It was the kind of news no patient wants to hear and no doctor wants to deliver.

“It was bad news,” recalled Dr. K. Patrick Ober, the Wake Forest PA Program’s medical director, thinking of one of the countless patient interactions he’s had in his career. “Some test results suggested that the patient’s life expectancy was going to be extremely limited.”

It was a somber moment that would have tested the resolve of the most experienced clinician, compounded by virtues of the patient and her family. “It was just the nicest person and the nicest family,” Ober continued.

A trio of pins - a stethoscope, an orange fluffy ball with eyes, and Dr. Pat Ober's face with 'In Ober We Trust' beneath it - sits on a deskA medical student stood beside Ober as he delivered the news. As Ober spoke, he noticed a tear run down her cheek. The moment was too sorrowful for her to maintain the professional detachment she thought she needed to display.

Later, she offered him an apology. “’I’m sorry I started to cry,’” Ober remembered her saying. He told her not to apologize, because that tear meant that she cared. “I told her if she feels sad on behalf of her patients, she was going to be a good clinician.”

Being a good clinician, Ober says, means treating the person as well as the ailment. It means being a human being. 

“We are complicated creatures, and the practice of medicine is complex,” he said. “You have to know the science and physiology, but you also have to figure out the best way to apply it to the human being in front of you.”

Medicine Dehumanized

Humanity, Ober says, is critical to the practice of medicine. And it’s too often forgotten.

He laments what he calls the “dehumanization” of medicine. “We sometimes lose track of what we’re here for, which is to take care of other human beings and to contribute to their lives,” he said. 

Ober believes that dehumanization can be seen in how medicine is taught and how it’s practiced. With the increase in knowledge of diseases and treatments, there is a greater emphasis on the science. Students are compelled to acquire knowledge and expertise above all else.A man with grey hair and a grey mustache, wearing a black commencement gown with green stole, holds papers and smiles as he walks past graduating students

In addition, Ober says the business side of medicine has escalated, and providers are measured in terms of productivity and revenue. As a result, time spent with patients is limited, and physician burnout has become more common.

The need for humanity in medicine has never been more important.

To remind his students – and himself – about the human side of medicine, Ober turns to a notable quote from a favorite author, Mark Twain.

In a letter to a friend, Twain tells the story of an interaction with a medical professional, of whom he was famously critical. Twain was stricken by a painful case of gout and saw a doctor for treatment. In treating his condition, the doctor told Twain that the gout was of no real consequence.

“Neither is hell, to the person who doesn’t live there,” Twain wrote of his response.

In that quote, Ober sees a lesson to medical students as well as practicing clinicians. Doctors, PAs and nurses may see patients every day and see the same afflictions dozens, even hundreds of times.

“But for that patient in front of us, it’s their very first time,” he said, “and it’s scary as can be.”

Human Impact

Among students, colleagues and even patients, Ober is known as a storyteller.

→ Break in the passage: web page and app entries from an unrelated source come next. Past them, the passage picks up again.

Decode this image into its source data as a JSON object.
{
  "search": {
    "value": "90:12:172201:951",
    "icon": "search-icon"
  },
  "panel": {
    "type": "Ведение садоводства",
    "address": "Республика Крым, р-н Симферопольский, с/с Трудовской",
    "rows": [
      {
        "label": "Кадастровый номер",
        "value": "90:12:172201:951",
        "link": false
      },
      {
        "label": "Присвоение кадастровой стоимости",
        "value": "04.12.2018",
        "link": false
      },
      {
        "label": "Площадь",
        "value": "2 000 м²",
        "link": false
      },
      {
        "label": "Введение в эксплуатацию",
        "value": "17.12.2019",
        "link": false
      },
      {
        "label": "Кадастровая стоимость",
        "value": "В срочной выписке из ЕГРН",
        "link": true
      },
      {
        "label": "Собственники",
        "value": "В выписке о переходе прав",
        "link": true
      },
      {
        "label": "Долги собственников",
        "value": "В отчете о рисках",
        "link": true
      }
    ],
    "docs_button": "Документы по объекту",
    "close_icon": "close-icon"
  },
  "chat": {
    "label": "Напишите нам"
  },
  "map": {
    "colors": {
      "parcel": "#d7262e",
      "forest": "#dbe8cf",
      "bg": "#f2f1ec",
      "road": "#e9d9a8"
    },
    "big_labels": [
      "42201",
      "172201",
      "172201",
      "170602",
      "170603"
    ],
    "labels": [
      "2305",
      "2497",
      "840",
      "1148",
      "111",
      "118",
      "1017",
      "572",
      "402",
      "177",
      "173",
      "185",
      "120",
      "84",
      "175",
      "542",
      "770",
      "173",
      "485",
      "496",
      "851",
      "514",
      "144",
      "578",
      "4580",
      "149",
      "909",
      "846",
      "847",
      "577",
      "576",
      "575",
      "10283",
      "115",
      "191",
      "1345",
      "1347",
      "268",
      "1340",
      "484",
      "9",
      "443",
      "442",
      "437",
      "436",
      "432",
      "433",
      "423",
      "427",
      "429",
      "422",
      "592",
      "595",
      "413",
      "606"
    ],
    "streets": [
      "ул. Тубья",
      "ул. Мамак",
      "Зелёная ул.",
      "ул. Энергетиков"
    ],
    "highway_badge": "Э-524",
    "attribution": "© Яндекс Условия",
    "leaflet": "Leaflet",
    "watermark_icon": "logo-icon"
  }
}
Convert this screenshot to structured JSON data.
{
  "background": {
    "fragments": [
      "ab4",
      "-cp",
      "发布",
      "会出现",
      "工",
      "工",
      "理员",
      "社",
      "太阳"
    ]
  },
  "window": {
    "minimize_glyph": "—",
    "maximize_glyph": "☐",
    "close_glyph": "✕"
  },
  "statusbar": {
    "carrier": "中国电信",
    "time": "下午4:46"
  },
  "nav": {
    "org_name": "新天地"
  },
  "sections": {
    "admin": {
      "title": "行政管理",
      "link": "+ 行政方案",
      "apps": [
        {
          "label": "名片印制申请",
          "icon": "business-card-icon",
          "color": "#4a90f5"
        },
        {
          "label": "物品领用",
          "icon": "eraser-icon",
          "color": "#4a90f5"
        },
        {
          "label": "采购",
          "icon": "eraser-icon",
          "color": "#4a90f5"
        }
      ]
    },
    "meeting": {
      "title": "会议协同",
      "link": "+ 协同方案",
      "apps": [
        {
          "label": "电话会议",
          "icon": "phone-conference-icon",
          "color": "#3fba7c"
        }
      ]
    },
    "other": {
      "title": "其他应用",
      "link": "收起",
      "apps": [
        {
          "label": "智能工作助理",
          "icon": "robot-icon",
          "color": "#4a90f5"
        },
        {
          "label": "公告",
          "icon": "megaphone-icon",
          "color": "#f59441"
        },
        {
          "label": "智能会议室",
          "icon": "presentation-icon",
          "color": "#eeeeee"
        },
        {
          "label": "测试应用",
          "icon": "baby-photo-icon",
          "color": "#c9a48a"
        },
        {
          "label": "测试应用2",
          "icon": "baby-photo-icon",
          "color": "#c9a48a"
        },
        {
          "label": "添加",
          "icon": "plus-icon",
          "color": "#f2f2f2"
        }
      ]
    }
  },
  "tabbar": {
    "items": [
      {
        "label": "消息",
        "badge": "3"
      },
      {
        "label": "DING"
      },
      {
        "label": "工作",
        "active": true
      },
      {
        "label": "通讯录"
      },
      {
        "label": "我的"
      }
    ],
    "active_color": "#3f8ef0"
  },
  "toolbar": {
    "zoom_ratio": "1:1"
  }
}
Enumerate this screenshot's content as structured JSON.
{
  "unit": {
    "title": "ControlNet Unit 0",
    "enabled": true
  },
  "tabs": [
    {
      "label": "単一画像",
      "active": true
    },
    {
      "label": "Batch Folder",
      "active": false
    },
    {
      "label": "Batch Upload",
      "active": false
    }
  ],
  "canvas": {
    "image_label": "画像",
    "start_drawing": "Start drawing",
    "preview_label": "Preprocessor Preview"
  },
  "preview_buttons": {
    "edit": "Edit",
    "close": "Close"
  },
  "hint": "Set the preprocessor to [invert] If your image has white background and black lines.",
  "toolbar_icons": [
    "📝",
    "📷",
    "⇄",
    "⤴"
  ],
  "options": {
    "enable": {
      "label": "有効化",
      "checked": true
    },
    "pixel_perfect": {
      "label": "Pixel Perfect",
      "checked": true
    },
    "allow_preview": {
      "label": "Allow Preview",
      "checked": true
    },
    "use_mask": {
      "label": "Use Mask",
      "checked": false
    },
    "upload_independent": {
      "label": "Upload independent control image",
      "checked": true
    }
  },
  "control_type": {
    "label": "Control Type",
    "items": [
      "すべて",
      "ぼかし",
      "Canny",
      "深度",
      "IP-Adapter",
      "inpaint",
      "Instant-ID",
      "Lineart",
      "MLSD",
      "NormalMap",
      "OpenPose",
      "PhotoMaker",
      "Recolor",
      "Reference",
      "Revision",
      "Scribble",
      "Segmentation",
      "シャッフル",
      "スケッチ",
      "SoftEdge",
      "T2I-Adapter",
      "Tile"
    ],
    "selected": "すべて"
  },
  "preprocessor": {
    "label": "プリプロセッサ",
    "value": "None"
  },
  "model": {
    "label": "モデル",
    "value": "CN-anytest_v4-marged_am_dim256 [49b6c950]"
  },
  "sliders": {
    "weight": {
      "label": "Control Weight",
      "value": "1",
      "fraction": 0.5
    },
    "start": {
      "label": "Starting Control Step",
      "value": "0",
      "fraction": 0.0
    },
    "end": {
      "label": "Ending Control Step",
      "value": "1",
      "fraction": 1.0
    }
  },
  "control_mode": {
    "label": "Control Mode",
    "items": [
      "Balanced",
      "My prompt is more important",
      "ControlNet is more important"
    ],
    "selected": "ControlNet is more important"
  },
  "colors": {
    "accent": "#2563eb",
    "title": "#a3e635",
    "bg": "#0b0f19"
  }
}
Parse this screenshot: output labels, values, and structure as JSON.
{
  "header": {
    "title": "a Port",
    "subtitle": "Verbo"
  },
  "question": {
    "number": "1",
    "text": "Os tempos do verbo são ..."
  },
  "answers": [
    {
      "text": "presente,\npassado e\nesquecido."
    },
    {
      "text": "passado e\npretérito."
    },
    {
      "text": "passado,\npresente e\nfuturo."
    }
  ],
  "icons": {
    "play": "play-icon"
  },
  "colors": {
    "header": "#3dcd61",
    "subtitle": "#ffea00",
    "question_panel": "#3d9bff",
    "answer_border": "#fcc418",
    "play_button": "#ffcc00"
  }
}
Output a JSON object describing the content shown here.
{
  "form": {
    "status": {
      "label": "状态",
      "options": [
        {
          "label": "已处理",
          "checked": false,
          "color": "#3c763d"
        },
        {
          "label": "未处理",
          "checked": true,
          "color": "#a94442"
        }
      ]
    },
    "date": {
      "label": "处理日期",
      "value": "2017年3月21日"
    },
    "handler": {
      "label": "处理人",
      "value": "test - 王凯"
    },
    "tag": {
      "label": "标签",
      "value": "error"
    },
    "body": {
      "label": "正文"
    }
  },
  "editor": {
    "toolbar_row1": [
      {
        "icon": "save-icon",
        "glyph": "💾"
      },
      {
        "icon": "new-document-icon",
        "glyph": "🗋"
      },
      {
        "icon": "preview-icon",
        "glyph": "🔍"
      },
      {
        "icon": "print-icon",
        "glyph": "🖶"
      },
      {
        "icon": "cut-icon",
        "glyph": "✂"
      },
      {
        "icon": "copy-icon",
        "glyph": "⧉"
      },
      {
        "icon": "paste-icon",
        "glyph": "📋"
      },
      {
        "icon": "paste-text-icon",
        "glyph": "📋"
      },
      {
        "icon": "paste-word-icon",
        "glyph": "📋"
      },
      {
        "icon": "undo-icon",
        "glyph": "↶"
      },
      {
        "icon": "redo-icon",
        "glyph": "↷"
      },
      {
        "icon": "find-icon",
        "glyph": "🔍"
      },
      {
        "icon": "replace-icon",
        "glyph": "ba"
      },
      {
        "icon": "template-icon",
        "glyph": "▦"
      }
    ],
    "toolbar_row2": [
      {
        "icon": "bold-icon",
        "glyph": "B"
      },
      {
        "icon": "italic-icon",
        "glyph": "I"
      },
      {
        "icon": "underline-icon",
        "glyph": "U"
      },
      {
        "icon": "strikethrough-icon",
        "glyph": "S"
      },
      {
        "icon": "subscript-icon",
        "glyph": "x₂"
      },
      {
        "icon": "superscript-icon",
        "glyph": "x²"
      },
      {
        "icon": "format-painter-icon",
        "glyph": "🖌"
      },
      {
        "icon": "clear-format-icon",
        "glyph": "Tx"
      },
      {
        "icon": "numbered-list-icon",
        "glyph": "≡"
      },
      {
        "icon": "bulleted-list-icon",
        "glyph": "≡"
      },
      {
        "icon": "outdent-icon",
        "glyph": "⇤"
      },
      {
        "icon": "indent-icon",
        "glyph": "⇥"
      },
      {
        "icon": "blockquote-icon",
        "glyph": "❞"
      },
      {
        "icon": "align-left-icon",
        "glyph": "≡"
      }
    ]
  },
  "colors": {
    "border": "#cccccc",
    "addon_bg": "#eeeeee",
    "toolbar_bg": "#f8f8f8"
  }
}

Carolyn Keyes, one of Ober’s students who graduated from the Wake Forest PA program in 2019, said it’s an important part of how he teaches. “He always has a personal story,” she said. She added that those stories help bring his lessons about practicing medicine and interacting with patients to life.

Ober said his approach is intended to help his students balance the scientific side of medicine with the humanistic side. “Most students go into medicine because they want to do something good for other people,” he said, adding that the rigors of medical education can often cause students to lose sight of what’s important.

“Our level of medical knowledge is always changing. What we know now is going to be different in ten years,” he said, adding that gaining scientific, medical knowledge is critical. “You have to learn the facts and gain the important knowledge, but you also have to maintain your humanity.”

Ober always has a personal anecdote or a Mark Twain reference ready to supplement his lessons. But he also tries to set an example for his students in how he teaches and practices medicine.A grey-haired man in a jacket and tie smiles at the camera as he shakes the hand of a young lady wearing a white coat

Keyes said he sets this example by addressing his students and patients as people first. “He connects with people, asks about their families, their backstories,” she added. “The amount of respect and love people have for him is incredible.”

Ober is keenly aware how much his students watch him in clinical settings, and he is intentional about making sure his humanistic approach is always on display. “If they can actually see me interact with patients, I hope I can model that,” he said.

He added that having students watch him makes him a better doctor, because he wants to set a good example. “I’m always aware that they may see what I do and decide it’s the right way to do things,” he added. 

By taking that approach, telling stories, referencing literature, and connecting with people, Ober hopes he is making an impact on his students. 

“Medical knowledge is a moving target. The person you are inside, your approach to the world and to your fellow human being, is more innate,” he concluded. “That needs to be supported and encouraged more.”